Decide on the size and depth of your pond. If you live in a humid region, such as the eastern United States, your pond may be wide and only a foot deep. If you are in an arid region, such as the southwestern United States, a shallow pond will evaporate quickly. Do your research to find out what depth makes sense for your region.  Larger ponds are easier to maintain. They are more stable, so plants and animals have a better chance of survival. Use rope to lay out the shape of your pond and get an idea of its size. Leave it in place to guide you when you start digging. 

Dig the pond. A small sized pond can be dug with a regular shovel. Consider the following factors as you dig:  If you want to promote fauna growth, your pond should be deep enough to keep it from freezing in the winter. If you're in a region that experiences cold weather, you're better off digging a pond more than a meter deep so that the animals living there can overwinter.  One side of the pond should have a gradual slope, a sort of beach, so that amphibians can get out of the water onto dry land. Animals can drown in ponds with steep slopes on each side.  Put the top layer of soil in a separate pile. You will need it later when finishing the edges of the pond.  It is necessary to remove the sharp stones from the pit after the work is done.  Cover the bottom of the pond.
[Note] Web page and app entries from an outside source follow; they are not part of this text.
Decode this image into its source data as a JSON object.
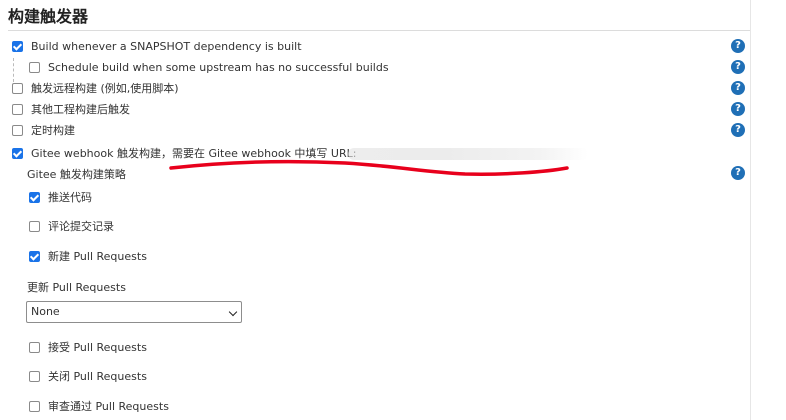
{
  "section_title": "构建触发器",
  "options": {
    "snapshot": {
      "label": "Build whenever a SNAPSHOT dependency is built",
      "checked": true
    },
    "upstream": {
      "label": "Schedule build when some upstream has no successful builds",
      "checked": false
    },
    "remote": {
      "label": "触发远程构建 (例如,使用脚本)",
      "checked": false
    },
    "after_other": {
      "label": "其他工程构建后触发",
      "checked": false
    },
    "timer": {
      "label": "定时构建",
      "checked": false
    },
    "gitee": {
      "label": "Gitee webhook 触发构建，需要在 Gitee webhook 中填写 URL:",
      "checked": true
    }
  },
  "gitee_strategy": {
    "title": "Gitee 触发构建策略",
    "push": {
      "label": "推送代码",
      "checked": true
    },
    "comment": {
      "label": "评论提交记录",
      "checked": false
    },
    "new_pr": {
      "label": "新建 Pull Requests",
      "checked": true
    },
    "update_pr_label": "更新 Pull Requests",
    "update_pr_select": {
      "value": "None"
    },
    "accept_pr": {
      "label": "接受 Pull Requests",
      "checked": false
    },
    "close_pr": {
      "label": "关闭 Pull Requests",
      "checked": false
    },
    "approve_pr": {
      "label": "审查通过 Pull Requests",
      "checked": false
    }
  },
  "help_glyph": "?",
  "colors": {
    "checkbox_checked": "#1a73e8",
    "help_icon": "#1f6fb6",
    "annotation": "#e8001c"
  }
}
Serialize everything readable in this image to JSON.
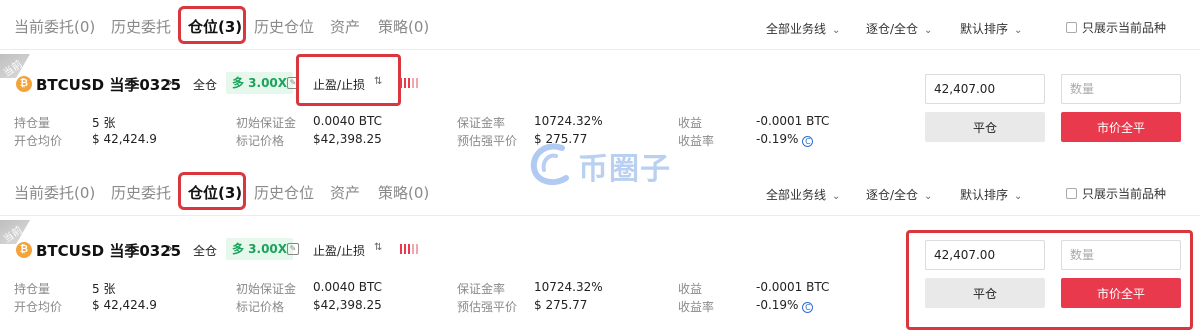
{
  "tabs": [
    {
      "label": "当前委托(0)",
      "active": false
    },
    {
      "label": "历史委托",
      "active": false
    },
    {
      "label": "仓位(3)",
      "active": true
    },
    {
      "label": "历史仓位",
      "active": false
    },
    {
      "label": "资产",
      "active": false
    },
    {
      "label": "策略(0)",
      "active": false
    }
  ],
  "filters": {
    "business_line": "全部业务线",
    "margin_mode": "逐仓/全仓",
    "sort": "默认排序",
    "only_current": "只展示当前品种",
    "chevron": "⌄"
  },
  "position": {
    "badge": "当前",
    "coin_icon": "bitcoin-icon",
    "coin_glyph": "₿",
    "symbol": "BTCUSD 当季0325",
    "symbol_chevron": "›",
    "margin_type": "全仓",
    "leverage": "多 3.00X",
    "edit_glyph": "✎",
    "tpsl_label": "止盈/止损",
    "tpsl_glyph": "⇅",
    "bar_colors": [
      "#e83a4c",
      "#e83a4c",
      "#e83a4c",
      "#f2a6ae",
      "#f2a6ae"
    ],
    "fields": {
      "holdings_label": "持仓量",
      "holdings_value": "5 张",
      "avg_open_label": "开仓均价",
      "avg_open_value": "$ 42,424.9",
      "init_margin_label": "初始保证金",
      "init_margin_value": "0.0040 BTC",
      "mark_price_label": "标记价格",
      "mark_price_value": "$42,398.25",
      "margin_ratio_label": "保证金率",
      "margin_ratio_value": "10724.32%",
      "est_liq_label": "预估强平价",
      "est_liq_value": "$ 275.77",
      "pnl_label": "收益",
      "pnl_value": "-0.0001 BTC",
      "pnl_rate_label": "收益率",
      "pnl_rate_value": "-0.19%",
      "help_glyph": "C"
    },
    "price_input_value": "42,407.00",
    "qty_placeholder": "数量",
    "close_label": "平仓",
    "market_close_label": "市价全平"
  },
  "watermark": {
    "text": "币圈子"
  },
  "colors": {
    "highlight": "#d9363e",
    "long_green": "#1aa35b",
    "market_red": "#e83a4c",
    "coin_orange": "#f3a33a"
  }
}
First, pour a layer of sand and fill every crevice with it. Then add a layer of biodegradable materials such as newspapers or burlap. Cover this layer with a large piece of special waterproof pond material.  You can buy different types of waterproof material at hardware stores or garden supply stores.  Fill the pond with water. Use a hose to fill the pond to the brim.  You can fill the pond with collected rainwater if you prefer not to use a pump.  Cut off the excess watertight covering put on the bottom, leaving about 12 cm around the edges of the pond.

Make a cut in the soil along the edge of the pond. Lift up the cover, using a shovel, make a 16 cm cut around the entire pond. Insert the shovel a few centimeters into the slit so that it is parallel to the ground and carefully lift the grass around the entire slit, creating a sort of flap of turf around the entire pond. Now twist the edges of the waterproof material into the slit, placing the flap of turf on top to hide the slit you made. This will give the edge of the pond a "natural" look and make the pond a corner of wildlife in your yard.